▶ **Provided records**:
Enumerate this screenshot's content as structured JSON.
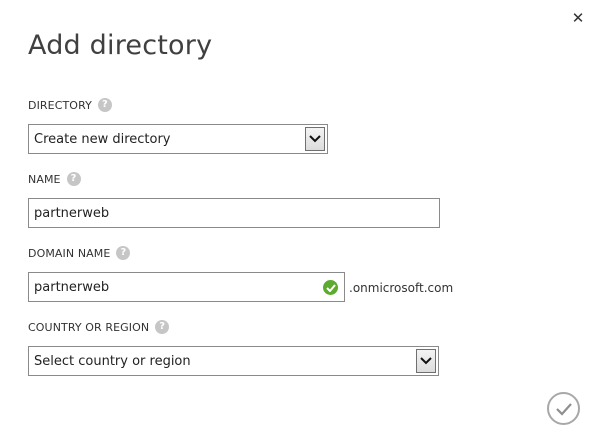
{
  "dialog": {
    "title": "Add directory",
    "close_glyph": "✕"
  },
  "fields": {
    "directory": {
      "label": "DIRECTORY",
      "help_glyph": "?",
      "selected": "Create new directory"
    },
    "name": {
      "label": "NAME",
      "help_glyph": "?",
      "value": "partnerweb"
    },
    "domain_name": {
      "label": "DOMAIN NAME",
      "help_glyph": "?",
      "value": "partnerweb",
      "suffix": ".onmicrosoft.com",
      "status": "valid"
    },
    "country": {
      "label": "COUNTRY OR REGION",
      "help_glyph": "?",
      "selected": "Select country or region"
    }
  },
  "icons": {
    "close": "close-icon",
    "help": "question-mark-icon",
    "dropdown": "chevron-down-icon",
    "valid": "checkmark-icon",
    "submit": "checkmark-icon"
  },
  "colors": {
    "valid_green": "#5cab2e",
    "help_gray": "#c6c6c6",
    "submit_ring": "#a8a8a8"
  }
}
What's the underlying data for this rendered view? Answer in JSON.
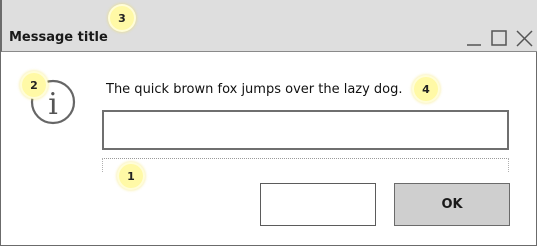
{
  "window": {
    "title": "Message title",
    "controls": [
      "minimize-icon",
      "maximize-icon",
      "close-icon"
    ]
  },
  "body": {
    "icon": "info-icon",
    "icon_glyph": "i",
    "message": "The quick brown fox jumps over the lazy dog.",
    "input_value": ""
  },
  "buttons": {
    "cancel_label": "",
    "ok_label": "OK"
  },
  "badges": {
    "b1": "1",
    "b2": "2",
    "b3": "3",
    "b4": "4"
  },
  "colors": {
    "titlebar": "#dedede",
    "ok_button": "#cfcfcf",
    "badge": "#fff9a6"
  }
}
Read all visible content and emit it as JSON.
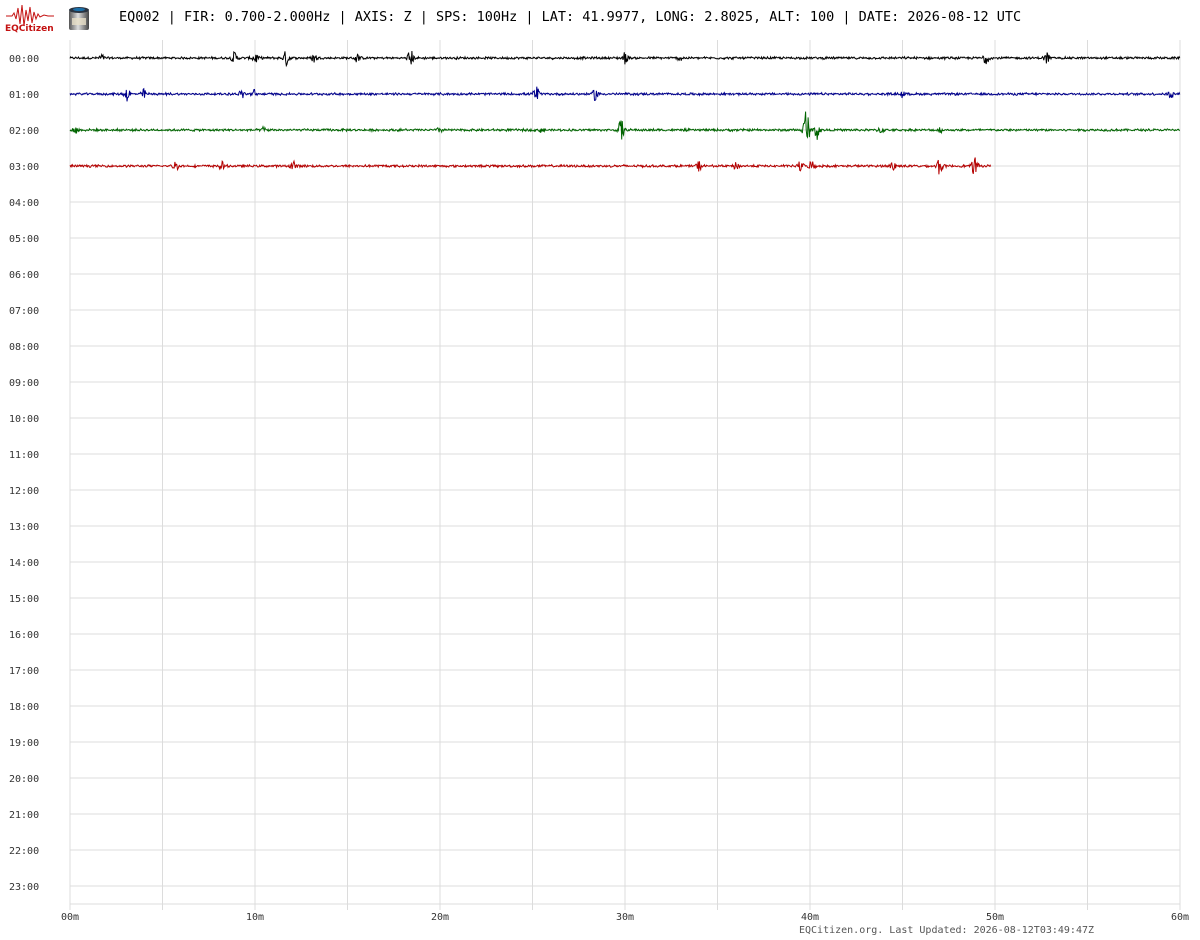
{
  "header": {
    "logo_text": "EQCitizen",
    "title": "EQ002 | FIR: 0.700-2.000Hz | AXIS: Z | SPS: 100Hz | LAT: 41.9977, LONG: 2.8025, ALT: 100 | DATE: 2026-08-12 UTC"
  },
  "footer": {
    "text": "EQCitizen.org. Last Updated: 2026-08-12T03:49:47Z"
  },
  "colors": {
    "grid": "#dcdcdc",
    "trace_cycle": [
      "#000000",
      "#00008b",
      "#006400",
      "#b40000"
    ],
    "logo": "#c41212"
  },
  "chart_data": {
    "type": "line",
    "title": "",
    "xlabel": "",
    "ylabel": "",
    "x_unit": "minutes",
    "xlim": [
      0,
      60
    ],
    "x_ticks": [
      0,
      10,
      20,
      30,
      40,
      50,
      60
    ],
    "x_tick_labels": [
      "00m",
      "10m",
      "20m",
      "30m",
      "40m",
      "50m",
      "60m"
    ],
    "y_tick_labels": [
      "00:00",
      "01:00",
      "02:00",
      "03:00",
      "04:00",
      "05:00",
      "06:00",
      "07:00",
      "08:00",
      "09:00",
      "10:00",
      "11:00",
      "12:00",
      "13:00",
      "14:00",
      "15:00",
      "16:00",
      "17:00",
      "18:00",
      "19:00",
      "20:00",
      "21:00",
      "22:00",
      "23:00"
    ],
    "grid": true,
    "series": [
      {
        "row": "00:00",
        "color": "#000000",
        "x_end_min": 60,
        "bursts": [
          {
            "t": 1.7,
            "amp": 0.18
          },
          {
            "t": 8.9,
            "amp": 0.3
          },
          {
            "t": 10.0,
            "amp": 0.32
          },
          {
            "t": 11.7,
            "amp": 0.42
          },
          {
            "t": 13.2,
            "amp": 0.22
          },
          {
            "t": 15.5,
            "amp": 0.22
          },
          {
            "t": 18.4,
            "amp": 0.45
          },
          {
            "t": 30.0,
            "amp": 0.3
          },
          {
            "t": 33.0,
            "amp": 0.15
          },
          {
            "t": 49.5,
            "amp": 0.32
          },
          {
            "t": 52.8,
            "amp": 0.3
          }
        ]
      },
      {
        "row": "01:00",
        "color": "#00008b",
        "x_end_min": 60,
        "bursts": [
          {
            "t": 3.1,
            "amp": 0.35
          },
          {
            "t": 4.0,
            "amp": 0.22
          },
          {
            "t": 9.3,
            "amp": 0.2
          },
          {
            "t": 10.0,
            "amp": 0.22
          },
          {
            "t": 25.2,
            "amp": 0.45
          },
          {
            "t": 28.4,
            "amp": 0.32
          },
          {
            "t": 45.0,
            "amp": 0.15
          },
          {
            "t": 59.5,
            "amp": 0.2
          }
        ]
      },
      {
        "row": "02:00",
        "color": "#006400",
        "x_end_min": 60,
        "bursts": [
          {
            "t": 0.3,
            "amp": 0.2
          },
          {
            "t": 10.5,
            "amp": 0.18
          },
          {
            "t": 20.0,
            "amp": 0.12
          },
          {
            "t": 25.5,
            "amp": 0.12
          },
          {
            "t": 29.8,
            "amp": 0.6
          },
          {
            "t": 39.8,
            "amp": 1.3
          },
          {
            "t": 40.4,
            "amp": 0.45
          },
          {
            "t": 43.8,
            "amp": 0.2
          },
          {
            "t": 47.0,
            "amp": 0.12
          }
        ]
      },
      {
        "row": "03:00",
        "color": "#b40000",
        "x_end_min": 49.8,
        "bursts": [
          {
            "t": 5.7,
            "amp": 0.25
          },
          {
            "t": 8.2,
            "amp": 0.2
          },
          {
            "t": 12.1,
            "amp": 0.3
          },
          {
            "t": 34.0,
            "amp": 0.25
          },
          {
            "t": 36.0,
            "amp": 0.18
          },
          {
            "t": 39.5,
            "amp": 0.25
          },
          {
            "t": 40.1,
            "amp": 0.3
          },
          {
            "t": 44.5,
            "amp": 0.25
          },
          {
            "t": 47.0,
            "amp": 0.45
          },
          {
            "t": 48.9,
            "amp": 0.5
          }
        ]
      }
    ]
  }
}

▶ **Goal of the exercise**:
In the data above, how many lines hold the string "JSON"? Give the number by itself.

▶ **Finished exercise**:
3